Since your funds are often limited when you’re a freelancer, it’s important that you keep a close eye on your finances with the help of a spending tracker app. You can enable notifications that inform you if you’re overspending that month or if an unfamiliar transaction is on your account.


Stay Organized with a Business Account

The best way to manage expenses as a freelancer is by taking accurate notes of all transactions made throughout the month, no matter how small they are. Take some time each week to record every purchase you make. Or, you can simply open a business account.

With a business account, you ensure that your personal and business expenses remain separate, which is a godsend during tax time. As a freelancer, you will likely receive a 1099-NEC or 1099k tax form so being adequately prepared is paramount. To make tax time even simpler, keep all of your invoices and financial documents in an encrypted folder on your computer for easy access.
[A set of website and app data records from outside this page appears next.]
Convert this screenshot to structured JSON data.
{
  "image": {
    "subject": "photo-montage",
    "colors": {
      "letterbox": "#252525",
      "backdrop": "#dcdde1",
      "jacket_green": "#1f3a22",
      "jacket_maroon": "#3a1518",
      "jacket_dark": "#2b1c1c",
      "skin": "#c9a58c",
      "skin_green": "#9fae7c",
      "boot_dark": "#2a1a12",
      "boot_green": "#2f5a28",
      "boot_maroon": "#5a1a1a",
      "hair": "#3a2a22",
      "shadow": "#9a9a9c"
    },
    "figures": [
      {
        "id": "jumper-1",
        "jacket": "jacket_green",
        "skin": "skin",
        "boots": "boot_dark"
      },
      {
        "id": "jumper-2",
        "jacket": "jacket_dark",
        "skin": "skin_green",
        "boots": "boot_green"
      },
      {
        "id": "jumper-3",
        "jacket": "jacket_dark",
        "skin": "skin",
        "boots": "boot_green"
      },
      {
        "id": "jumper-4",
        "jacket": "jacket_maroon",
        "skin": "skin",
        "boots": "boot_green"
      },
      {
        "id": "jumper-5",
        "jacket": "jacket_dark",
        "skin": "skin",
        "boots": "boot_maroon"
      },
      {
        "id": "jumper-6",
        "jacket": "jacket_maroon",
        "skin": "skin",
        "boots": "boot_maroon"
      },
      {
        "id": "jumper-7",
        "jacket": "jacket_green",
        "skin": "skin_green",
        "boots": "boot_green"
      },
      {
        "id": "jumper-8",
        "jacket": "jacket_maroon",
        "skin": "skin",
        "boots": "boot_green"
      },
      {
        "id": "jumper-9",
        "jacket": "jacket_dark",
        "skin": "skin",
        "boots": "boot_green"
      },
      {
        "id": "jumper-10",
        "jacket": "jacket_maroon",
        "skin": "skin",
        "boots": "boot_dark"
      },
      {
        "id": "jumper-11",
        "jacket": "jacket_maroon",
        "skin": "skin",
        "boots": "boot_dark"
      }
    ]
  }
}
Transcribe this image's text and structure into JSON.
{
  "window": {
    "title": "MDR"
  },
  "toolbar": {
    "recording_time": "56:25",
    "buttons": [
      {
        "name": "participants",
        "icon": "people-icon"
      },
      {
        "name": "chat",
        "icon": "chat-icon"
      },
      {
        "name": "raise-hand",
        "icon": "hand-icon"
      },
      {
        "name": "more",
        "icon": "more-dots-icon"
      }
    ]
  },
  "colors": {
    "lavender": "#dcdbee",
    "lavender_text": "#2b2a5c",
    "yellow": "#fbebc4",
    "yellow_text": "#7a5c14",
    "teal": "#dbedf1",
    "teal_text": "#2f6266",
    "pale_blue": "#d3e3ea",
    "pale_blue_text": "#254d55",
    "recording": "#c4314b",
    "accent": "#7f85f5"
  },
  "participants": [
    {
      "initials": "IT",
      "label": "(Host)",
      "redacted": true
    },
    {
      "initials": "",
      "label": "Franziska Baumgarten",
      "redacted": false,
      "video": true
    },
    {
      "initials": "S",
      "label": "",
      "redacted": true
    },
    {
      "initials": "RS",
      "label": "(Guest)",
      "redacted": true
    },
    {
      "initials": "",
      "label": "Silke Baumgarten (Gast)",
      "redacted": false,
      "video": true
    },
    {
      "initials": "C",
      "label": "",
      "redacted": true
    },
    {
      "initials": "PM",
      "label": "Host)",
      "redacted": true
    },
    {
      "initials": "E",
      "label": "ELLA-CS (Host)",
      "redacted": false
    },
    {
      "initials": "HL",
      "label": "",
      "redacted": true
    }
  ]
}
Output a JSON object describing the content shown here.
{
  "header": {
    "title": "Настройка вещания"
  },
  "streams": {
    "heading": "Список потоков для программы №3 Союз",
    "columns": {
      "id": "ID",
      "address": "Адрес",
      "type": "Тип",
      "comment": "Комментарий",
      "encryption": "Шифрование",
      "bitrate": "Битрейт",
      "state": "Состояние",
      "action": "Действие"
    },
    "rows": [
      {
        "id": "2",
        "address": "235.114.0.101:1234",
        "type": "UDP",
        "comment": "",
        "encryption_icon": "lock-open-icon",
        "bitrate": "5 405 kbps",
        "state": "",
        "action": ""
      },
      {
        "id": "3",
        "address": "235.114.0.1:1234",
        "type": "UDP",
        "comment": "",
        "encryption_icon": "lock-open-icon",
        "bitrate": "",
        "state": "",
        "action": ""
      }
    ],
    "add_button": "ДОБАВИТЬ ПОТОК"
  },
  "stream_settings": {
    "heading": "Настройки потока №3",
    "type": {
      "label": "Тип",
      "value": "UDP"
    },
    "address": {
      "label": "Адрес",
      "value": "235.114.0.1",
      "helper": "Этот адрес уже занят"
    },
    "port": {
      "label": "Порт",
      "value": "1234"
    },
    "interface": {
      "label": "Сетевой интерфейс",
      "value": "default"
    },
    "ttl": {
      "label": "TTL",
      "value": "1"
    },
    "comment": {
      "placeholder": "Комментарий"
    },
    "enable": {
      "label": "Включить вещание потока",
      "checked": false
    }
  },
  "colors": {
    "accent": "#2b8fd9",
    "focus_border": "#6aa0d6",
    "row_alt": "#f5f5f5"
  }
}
Invest in Yourself and Your Business

Freelancers are often preoccupied with the “here and now,” which makes sense considering how volatile their work can be. However, it’s important that freelancers prepare for the future for two reasons: they’re more likely to scale (and survive) and much more likely to save money.

Every time you get paid, set some money aside for your business costs and write these costs off, if possible. There are 16 tax deductions and benefits for the self-employed, so you can keep more money in your pocket if you track things like utility spending and mortgage payments.


Create a Budget (and Stick With It)

Money-saving tips are all good, but the most important one, and what truly defines a successful freelancer, is budgeting. Setting a spending limit based on your budget can force you to make conscious decisions and cut out unnecessary expenses that help you reach your financial goals. 

Budget planning apps can provide personalized advice on how to plan expenditures as well, but if you’re new to budget, consider hiring a financial specialist. They’ll really come in handy if you have multiple streams of income or you’re a full employee with a part-time freelancing gig.


Small Changes Make a World of Difference

It’s important to remember how much of a difference small changes can make when it comes to saving money and reducing expenses overall. For example, switching out store-bought lunch boxes for homemade, nutritious foods can save you hundreds or thousands of dollars a year.

Keep in mind that what you don’t do can also have an impact on your wallet. For example, if you sit at a desk all day and don’t exercise, you’ll increase your medical bills. Make sure to focus on your physical and mental health to avoid unexpected medical fees or impromptu sick days.